WHAT YOU WILL DO — Exact reproductions of all the entries, please, and no pictures.

RECORDED INFORMATION —

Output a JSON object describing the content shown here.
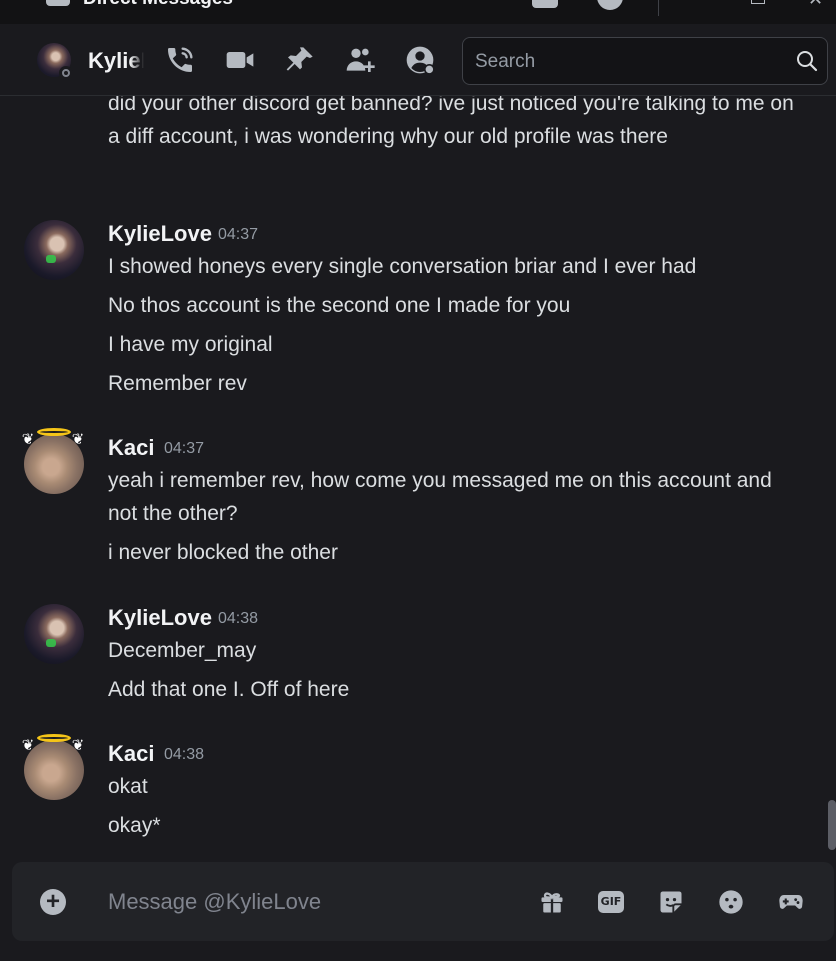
{
  "window": {
    "title": "Direct Messages"
  },
  "header": {
    "username": "KylieLove",
    "search_placeholder": "Search"
  },
  "messages": {
    "continued": "did your other discord get banned? ive just noticed you're talking to me on a diff account, i was wondering why our old profile was there",
    "groups": [
      {
        "author": "KylieLove",
        "time": "04:37",
        "lines": [
          "I showed honeys every single conversation briar and I ever had",
          "No thos account is the second one I made for you",
          "I have my original",
          "Remember rev"
        ]
      },
      {
        "author": "Kaci",
        "time": "04:37",
        "lines": [
          "yeah i remember rev, how come you messaged me on this account and not the other?",
          "i never blocked the other"
        ]
      },
      {
        "author": "KylieLove",
        "time": "04:38",
        "lines": [
          "December_may",
          "Add that one I. Off of here"
        ]
      },
      {
        "author": "Kaci",
        "time": "04:38",
        "lines": [
          "okat",
          "okay*"
        ]
      }
    ]
  },
  "composer": {
    "placeholder": "Message @KylieLove",
    "gif_label": "GIF"
  }
}
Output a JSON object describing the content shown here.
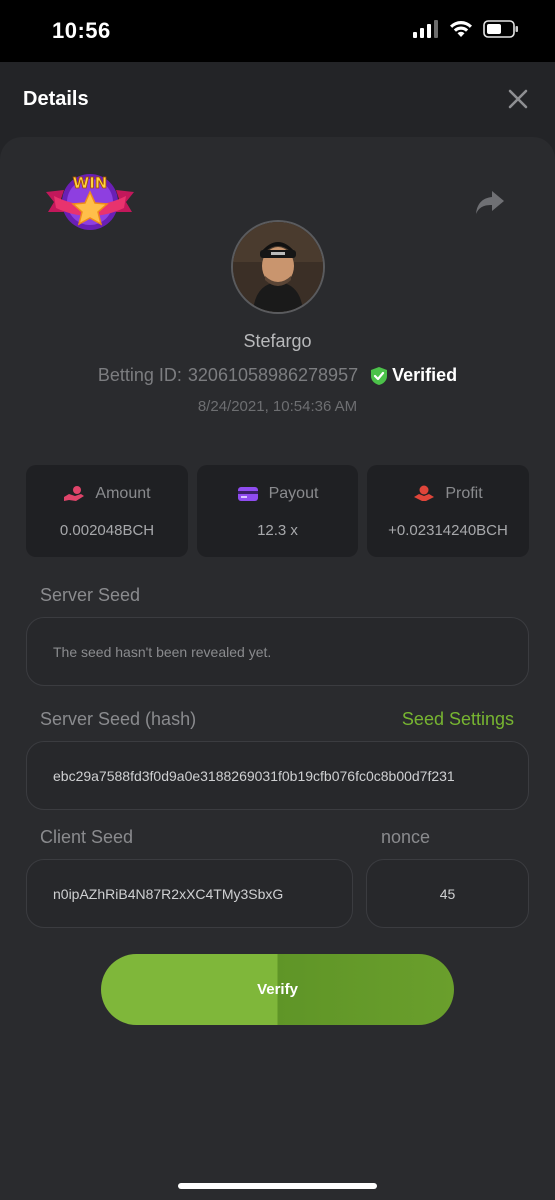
{
  "status_bar": {
    "time": "10:56"
  },
  "header": {
    "title": "Details"
  },
  "profile": {
    "username": "Stefargo",
    "betting_id_label": "Betting ID:",
    "betting_id": "32061058986278957",
    "verified_label": "Verified",
    "timestamp": "8/24/2021, 10:54:36 AM"
  },
  "badge": {
    "text": "WIN"
  },
  "stats": [
    {
      "label": "Amount",
      "value": "0.002048BCH",
      "icon": "coins-hand-icon"
    },
    {
      "label": "Payout",
      "value": "12.3 x",
      "icon": "card-icon"
    },
    {
      "label": "Profit",
      "value": "+0.02314240BCH",
      "icon": "money-hand-icon"
    }
  ],
  "server_seed": {
    "label": "Server Seed",
    "value": "The seed hasn't been revealed yet."
  },
  "server_seed_hash": {
    "label": "Server Seed (hash)",
    "settings_link": "Seed Settings",
    "value": "ebc29a7588fd3f0d9a0e3188269031f0b19cfb076fc0c8b00d7f231"
  },
  "client_seed": {
    "label": "Client Seed",
    "value": "n0ipAZhRiB4N87R2xXC4TMy3SbxG"
  },
  "nonce": {
    "label": "nonce",
    "value": "45"
  },
  "verify_button": {
    "label": "Verify"
  },
  "colors": {
    "accent_green": "#77b531",
    "verified_green": "#4cc24a",
    "card_bg": "#2a2b2e",
    "stat_bg": "#1f2023"
  }
}
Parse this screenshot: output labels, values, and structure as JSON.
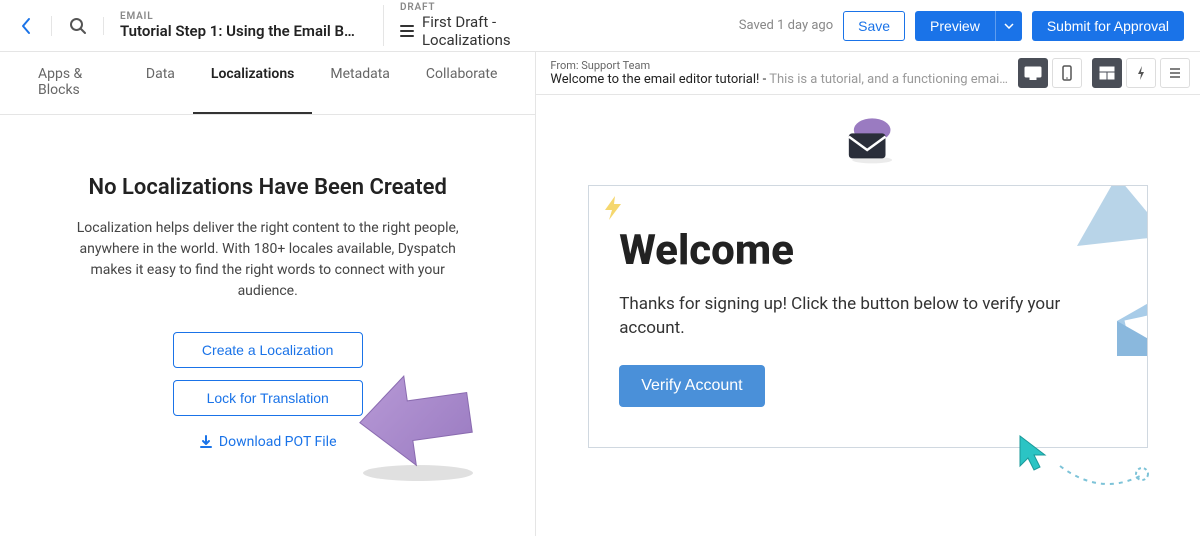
{
  "header": {
    "email_label": "EMAIL",
    "title": "Tutorial Step 1: Using the Email B…",
    "draft_label": "DRAFT",
    "draft_name": "First Draft - Localizations",
    "saved_text": "Saved 1 day ago",
    "save_btn": "Save",
    "preview_btn": "Preview",
    "submit_btn": "Submit for Approval"
  },
  "tabs": {
    "apps": "Apps & Blocks",
    "data": "Data",
    "localizations": "Localizations",
    "metadata": "Metadata",
    "collaborate": "Collaborate"
  },
  "loc": {
    "heading": "No Localizations Have Been Created",
    "desc": "Localization helps deliver the right content to the right people, anywhere in the world. With 180+ locales available, Dyspatch makes it easy to find the right words to connect with your audience.",
    "create_btn": "Create a Localization",
    "lock_btn": "Lock for Translation",
    "download": "Download POT File"
  },
  "preview": {
    "from_label": "From: ",
    "from_value": "Support Team",
    "subject_bold": "Welcome to the email editor tutorial! - ",
    "subject_gray": "This is a tutorial, and a functioning emai…",
    "welcome_heading": "Welcome",
    "welcome_body": "Thanks for signing up! Click the button below to verify your account.",
    "verify_btn": "Verify Account"
  }
}
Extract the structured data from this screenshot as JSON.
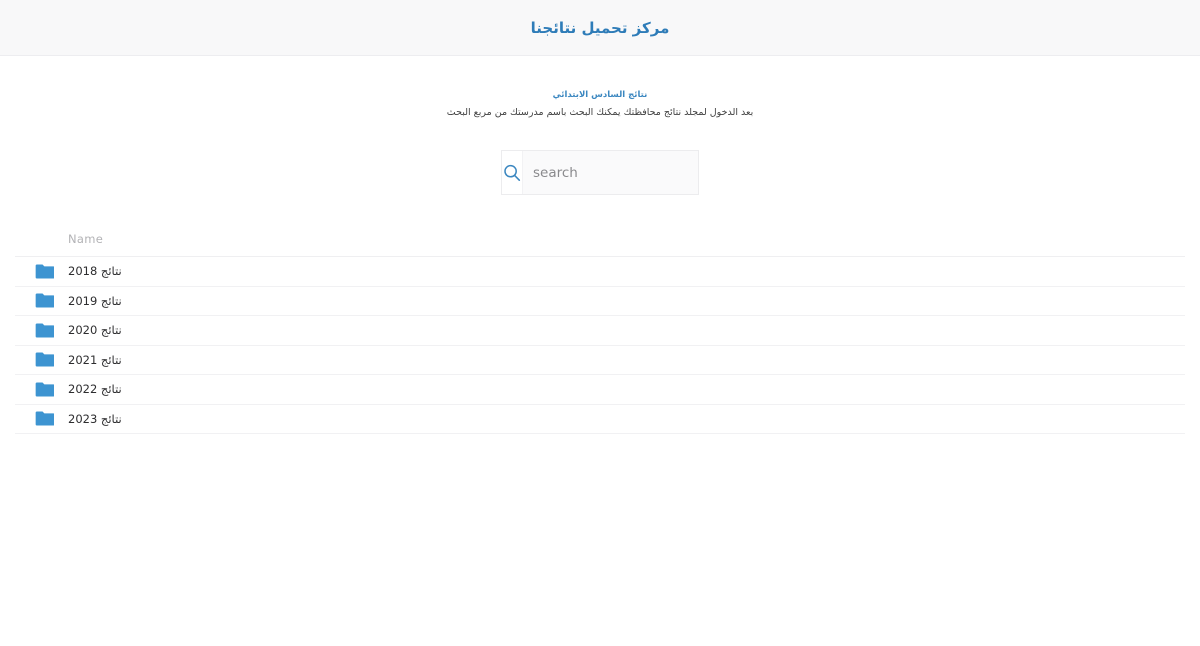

SOLUTION TO THIS EXERCISE —
Output a JSON object describing the content shown here.
{
  "window": {
    "title": "Direct Messages"
  },
  "header": {
    "username": "KylieLove",
    "search_placeholder": "Search"
  },
  "messages": {
    "continued": "did your other discord get banned? ive just noticed you're talking to me on a diff account, i was wondering why our old profile was there",
    "groups": [
      {
        "author": "KylieLove",
        "time": "04:37",
        "lines": [
          "I showed honeys every single conversation briar and I ever had",
          "No thos account is the second one I made for you",
          "I have my original",
          "Remember rev"
        ]
      },
      {
        "author": "Kaci",
        "time": "04:37",
        "lines": [
          "yeah i remember rev, how come you messaged me on this account and not the other?",
          "i never blocked the other"
        ]
      },
      {
        "author": "KylieLove",
        "time": "04:38",
        "lines": [
          "December_may",
          "Add that one I. Off of here"
        ]
      },
      {
        "author": "Kaci",
        "time": "04:38",
        "lines": [
          "okat",
          "okay*"
        ]
      }
    ]
  },
  "composer": {
    "placeholder": "Message @KylieLove",
    "gif_label": "GIF"
  }
}
Output a JSON object describing the content shown here.
{
  "status_bar": {
    "time": "10:56"
  },
  "header": {
    "title": "Details"
  },
  "profile": {
    "username": "Stefargo",
    "betting_id_label": "Betting ID:",
    "betting_id": "32061058986278957",
    "verified_label": "Verified",
    "timestamp": "8/24/2021, 10:54:36 AM"
  },
  "badge": {
    "text": "WIN"
  },
  "stats": [
    {
      "label": "Amount",
      "value": "0.002048BCH",
      "icon": "coins-hand-icon"
    },
    {
      "label": "Payout",
      "value": "12.3 x",
      "icon": "card-icon"
    },
    {
      "label": "Profit",
      "value": "+0.02314240BCH",
      "icon": "money-hand-icon"
    }
  ],
  "server_seed": {
    "label": "Server Seed",
    "value": "The seed hasn't been revealed yet."
  },
  "server_seed_hash": {
    "label": "Server Seed (hash)",
    "settings_link": "Seed Settings",
    "value": "ebc29a7588fd3f0d9a0e3188269031f0b19cfb076fc0c8b00d7f231"
  },
  "client_seed": {
    "label": "Client Seed",
    "value": "n0ipAZhRiB4N87R2xXC4TMy3SbxG"
  },
  "nonce": {
    "label": "nonce",
    "value": "45"
  },
  "verify_button": {
    "label": "Verify"
  },
  "colors": {
    "accent_green": "#77b531",
    "verified_green": "#4cc24a",
    "card_bg": "#2a2b2e",
    "stat_bg": "#1f2023"
  }
}
Parse this screenshot: output labels, values, and structure as JSON.
{
  "header": {
    "email_label": "EMAIL",
    "title": "Tutorial Step 1: Using the Email B…",
    "draft_label": "DRAFT",
    "draft_name": "First Draft - Localizations",
    "saved_text": "Saved 1 day ago",
    "save_btn": "Save",
    "preview_btn": "Preview",
    "submit_btn": "Submit for Approval"
  },
  "tabs": {
    "apps": "Apps & Blocks",
    "data": "Data",
    "localizations": "Localizations",
    "metadata": "Metadata",
    "collaborate": "Collaborate"
  },
  "loc": {
    "heading": "No Localizations Have Been Created",
    "desc": "Localization helps deliver the right content to the right people, anywhere in the world. With 180+ locales available, Dyspatch makes it easy to find the right words to connect with your audience.",
    "create_btn": "Create a Localization",
    "lock_btn": "Lock for Translation",
    "download": "Download POT File"
  },
  "preview": {
    "from_label": "From: ",
    "from_value": "Support Team",
    "subject_bold": "Welcome to the email editor tutorial! - ",
    "subject_gray": "This is a tutorial, and a functioning emai…",
    "welcome_heading": "Welcome",
    "welcome_body": "Thanks for signing up! Click the button below to verify your account.",
    "verify_btn": "Verify Account"
  }
}
Extract the structured data from this screenshot as JSON.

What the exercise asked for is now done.